What to work on: Your answer should hold every line of the records below that contains the string "this".
****
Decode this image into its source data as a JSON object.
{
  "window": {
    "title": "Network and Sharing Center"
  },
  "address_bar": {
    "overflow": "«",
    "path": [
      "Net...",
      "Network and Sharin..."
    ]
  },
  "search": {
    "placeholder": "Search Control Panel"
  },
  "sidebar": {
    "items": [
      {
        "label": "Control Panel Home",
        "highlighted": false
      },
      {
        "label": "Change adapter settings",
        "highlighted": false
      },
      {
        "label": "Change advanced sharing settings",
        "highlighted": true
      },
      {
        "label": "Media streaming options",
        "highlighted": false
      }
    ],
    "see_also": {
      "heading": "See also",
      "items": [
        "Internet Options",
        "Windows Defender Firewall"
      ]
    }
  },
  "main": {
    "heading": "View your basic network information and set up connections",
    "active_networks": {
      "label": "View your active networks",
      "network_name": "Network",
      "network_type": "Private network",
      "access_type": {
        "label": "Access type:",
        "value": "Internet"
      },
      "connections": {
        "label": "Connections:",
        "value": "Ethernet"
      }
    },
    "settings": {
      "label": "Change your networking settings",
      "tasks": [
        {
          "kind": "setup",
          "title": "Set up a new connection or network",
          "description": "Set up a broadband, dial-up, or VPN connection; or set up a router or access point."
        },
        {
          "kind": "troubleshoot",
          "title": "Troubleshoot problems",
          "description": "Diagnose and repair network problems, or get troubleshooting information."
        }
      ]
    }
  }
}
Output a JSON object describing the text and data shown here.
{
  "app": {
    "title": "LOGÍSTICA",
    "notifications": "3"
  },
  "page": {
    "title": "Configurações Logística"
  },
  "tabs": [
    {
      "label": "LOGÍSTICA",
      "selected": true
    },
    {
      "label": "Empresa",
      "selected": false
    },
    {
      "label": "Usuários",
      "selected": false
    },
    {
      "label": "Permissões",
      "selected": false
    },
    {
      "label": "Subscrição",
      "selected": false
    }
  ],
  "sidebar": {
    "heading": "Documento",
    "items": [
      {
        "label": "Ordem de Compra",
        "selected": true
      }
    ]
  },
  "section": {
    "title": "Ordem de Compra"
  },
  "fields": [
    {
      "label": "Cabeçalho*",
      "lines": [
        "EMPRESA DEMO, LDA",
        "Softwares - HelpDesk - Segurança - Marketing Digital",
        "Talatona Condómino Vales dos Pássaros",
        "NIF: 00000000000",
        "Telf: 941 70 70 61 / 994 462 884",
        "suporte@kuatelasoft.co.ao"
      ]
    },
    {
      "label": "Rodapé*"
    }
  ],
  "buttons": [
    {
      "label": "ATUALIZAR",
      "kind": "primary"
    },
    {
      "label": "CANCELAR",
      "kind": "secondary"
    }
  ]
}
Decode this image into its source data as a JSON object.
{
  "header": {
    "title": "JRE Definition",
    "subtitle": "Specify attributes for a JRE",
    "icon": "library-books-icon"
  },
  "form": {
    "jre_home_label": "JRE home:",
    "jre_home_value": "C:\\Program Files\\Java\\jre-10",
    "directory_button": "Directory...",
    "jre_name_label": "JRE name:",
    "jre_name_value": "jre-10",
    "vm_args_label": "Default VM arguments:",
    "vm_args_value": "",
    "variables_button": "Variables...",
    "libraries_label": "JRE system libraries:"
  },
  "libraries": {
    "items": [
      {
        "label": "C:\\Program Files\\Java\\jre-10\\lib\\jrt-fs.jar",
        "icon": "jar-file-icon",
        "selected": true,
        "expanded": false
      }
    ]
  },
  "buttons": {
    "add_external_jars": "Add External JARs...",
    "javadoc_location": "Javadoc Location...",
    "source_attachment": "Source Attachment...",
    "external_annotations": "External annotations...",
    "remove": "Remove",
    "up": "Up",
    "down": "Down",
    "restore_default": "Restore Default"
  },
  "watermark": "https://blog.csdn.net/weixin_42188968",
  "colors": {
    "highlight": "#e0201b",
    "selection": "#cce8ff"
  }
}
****
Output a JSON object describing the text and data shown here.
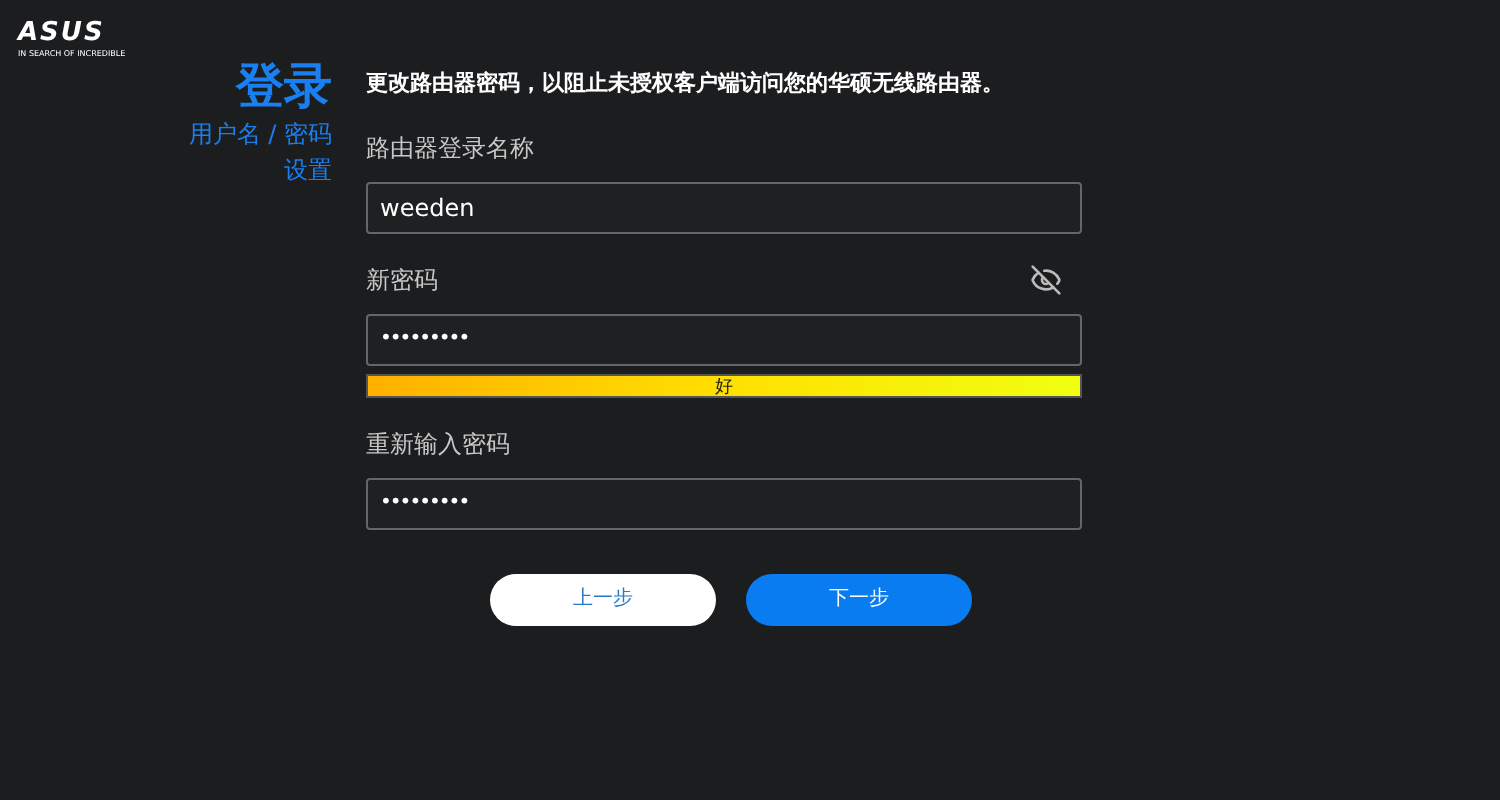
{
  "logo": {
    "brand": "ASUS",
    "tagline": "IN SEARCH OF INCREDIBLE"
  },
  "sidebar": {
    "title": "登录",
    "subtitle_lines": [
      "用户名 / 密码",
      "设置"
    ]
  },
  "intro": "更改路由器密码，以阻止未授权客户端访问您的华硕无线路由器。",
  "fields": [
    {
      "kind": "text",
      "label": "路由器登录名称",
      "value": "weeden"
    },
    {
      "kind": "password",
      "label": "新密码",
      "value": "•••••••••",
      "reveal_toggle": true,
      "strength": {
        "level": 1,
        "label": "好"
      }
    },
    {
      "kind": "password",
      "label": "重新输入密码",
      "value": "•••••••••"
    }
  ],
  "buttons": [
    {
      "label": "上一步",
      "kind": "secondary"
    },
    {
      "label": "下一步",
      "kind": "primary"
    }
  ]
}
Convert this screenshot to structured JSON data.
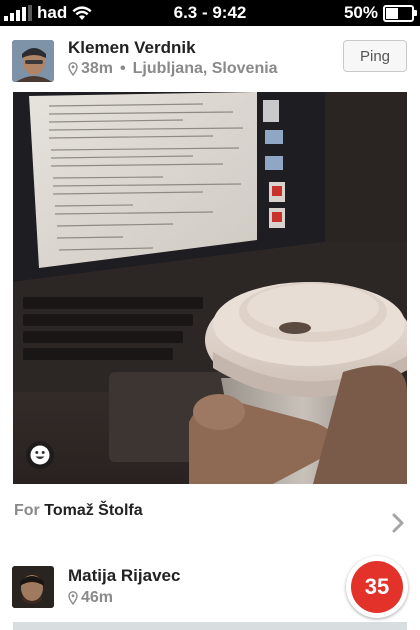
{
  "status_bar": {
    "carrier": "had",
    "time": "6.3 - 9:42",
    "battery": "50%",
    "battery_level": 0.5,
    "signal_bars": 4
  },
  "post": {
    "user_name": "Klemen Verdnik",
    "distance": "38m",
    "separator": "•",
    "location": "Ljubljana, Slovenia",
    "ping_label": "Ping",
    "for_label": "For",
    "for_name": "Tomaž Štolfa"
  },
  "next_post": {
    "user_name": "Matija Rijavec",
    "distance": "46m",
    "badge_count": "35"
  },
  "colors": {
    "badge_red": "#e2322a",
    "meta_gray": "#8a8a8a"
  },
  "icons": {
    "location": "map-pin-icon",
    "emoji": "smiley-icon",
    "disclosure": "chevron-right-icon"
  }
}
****
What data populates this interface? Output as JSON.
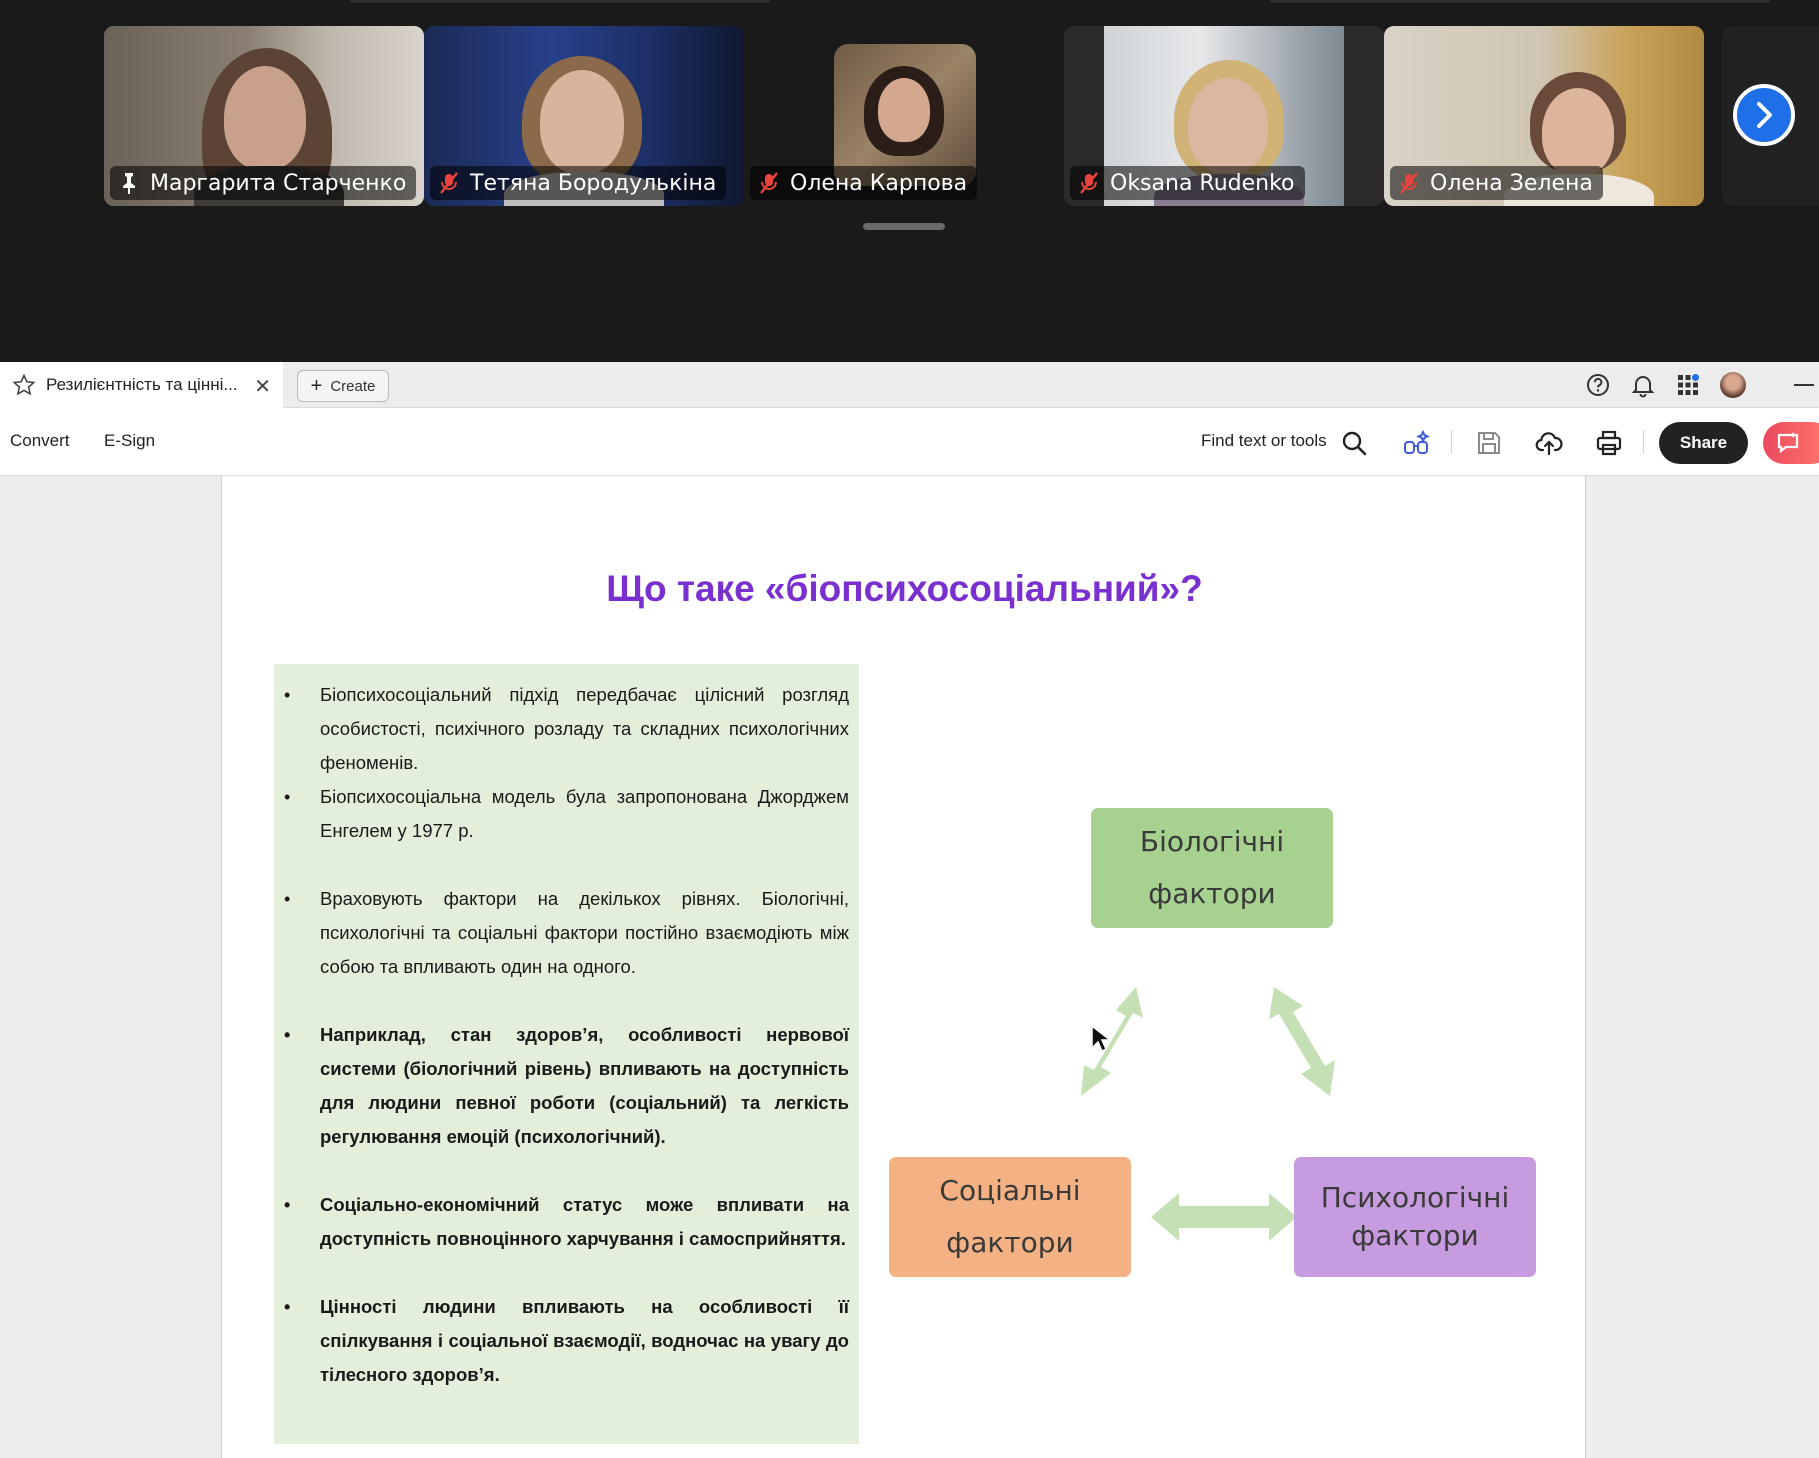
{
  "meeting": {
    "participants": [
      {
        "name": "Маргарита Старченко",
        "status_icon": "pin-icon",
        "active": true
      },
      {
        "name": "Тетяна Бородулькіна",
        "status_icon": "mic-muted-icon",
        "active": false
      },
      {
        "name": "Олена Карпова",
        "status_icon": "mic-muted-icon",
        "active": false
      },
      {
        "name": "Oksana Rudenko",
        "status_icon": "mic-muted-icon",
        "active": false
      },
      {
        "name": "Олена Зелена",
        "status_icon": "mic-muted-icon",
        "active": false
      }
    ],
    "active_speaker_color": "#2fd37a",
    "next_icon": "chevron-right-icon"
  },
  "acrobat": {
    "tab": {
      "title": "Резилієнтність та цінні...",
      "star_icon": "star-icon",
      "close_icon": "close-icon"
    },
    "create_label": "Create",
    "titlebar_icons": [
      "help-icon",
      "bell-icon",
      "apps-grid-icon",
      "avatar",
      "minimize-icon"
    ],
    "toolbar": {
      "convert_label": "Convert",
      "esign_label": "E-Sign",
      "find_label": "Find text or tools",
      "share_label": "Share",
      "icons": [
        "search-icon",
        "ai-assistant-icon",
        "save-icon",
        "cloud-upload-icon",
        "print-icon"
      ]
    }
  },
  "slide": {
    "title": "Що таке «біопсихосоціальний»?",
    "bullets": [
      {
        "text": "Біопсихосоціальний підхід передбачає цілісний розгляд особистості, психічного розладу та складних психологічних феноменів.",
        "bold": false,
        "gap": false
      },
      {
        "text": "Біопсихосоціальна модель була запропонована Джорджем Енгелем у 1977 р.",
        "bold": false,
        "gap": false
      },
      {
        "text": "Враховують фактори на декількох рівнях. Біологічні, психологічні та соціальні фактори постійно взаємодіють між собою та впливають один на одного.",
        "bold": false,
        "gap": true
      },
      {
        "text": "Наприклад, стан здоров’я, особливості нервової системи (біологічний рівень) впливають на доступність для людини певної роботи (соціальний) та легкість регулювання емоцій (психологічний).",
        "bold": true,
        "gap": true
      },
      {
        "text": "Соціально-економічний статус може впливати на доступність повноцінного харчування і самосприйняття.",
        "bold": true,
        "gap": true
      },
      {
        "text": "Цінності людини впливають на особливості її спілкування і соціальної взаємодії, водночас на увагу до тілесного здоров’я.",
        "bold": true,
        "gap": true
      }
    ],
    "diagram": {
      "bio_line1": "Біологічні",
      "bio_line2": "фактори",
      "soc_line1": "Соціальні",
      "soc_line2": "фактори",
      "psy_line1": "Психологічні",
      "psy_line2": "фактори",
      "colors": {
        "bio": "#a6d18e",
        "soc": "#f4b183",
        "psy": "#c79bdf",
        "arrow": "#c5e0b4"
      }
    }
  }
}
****
Answer area:
Decode this image into its source data as a JSON object.
Decode this image into its source data as a JSON object.
Convert this screenshot to structured JSON data.
What data populates this interface? Output as JSON.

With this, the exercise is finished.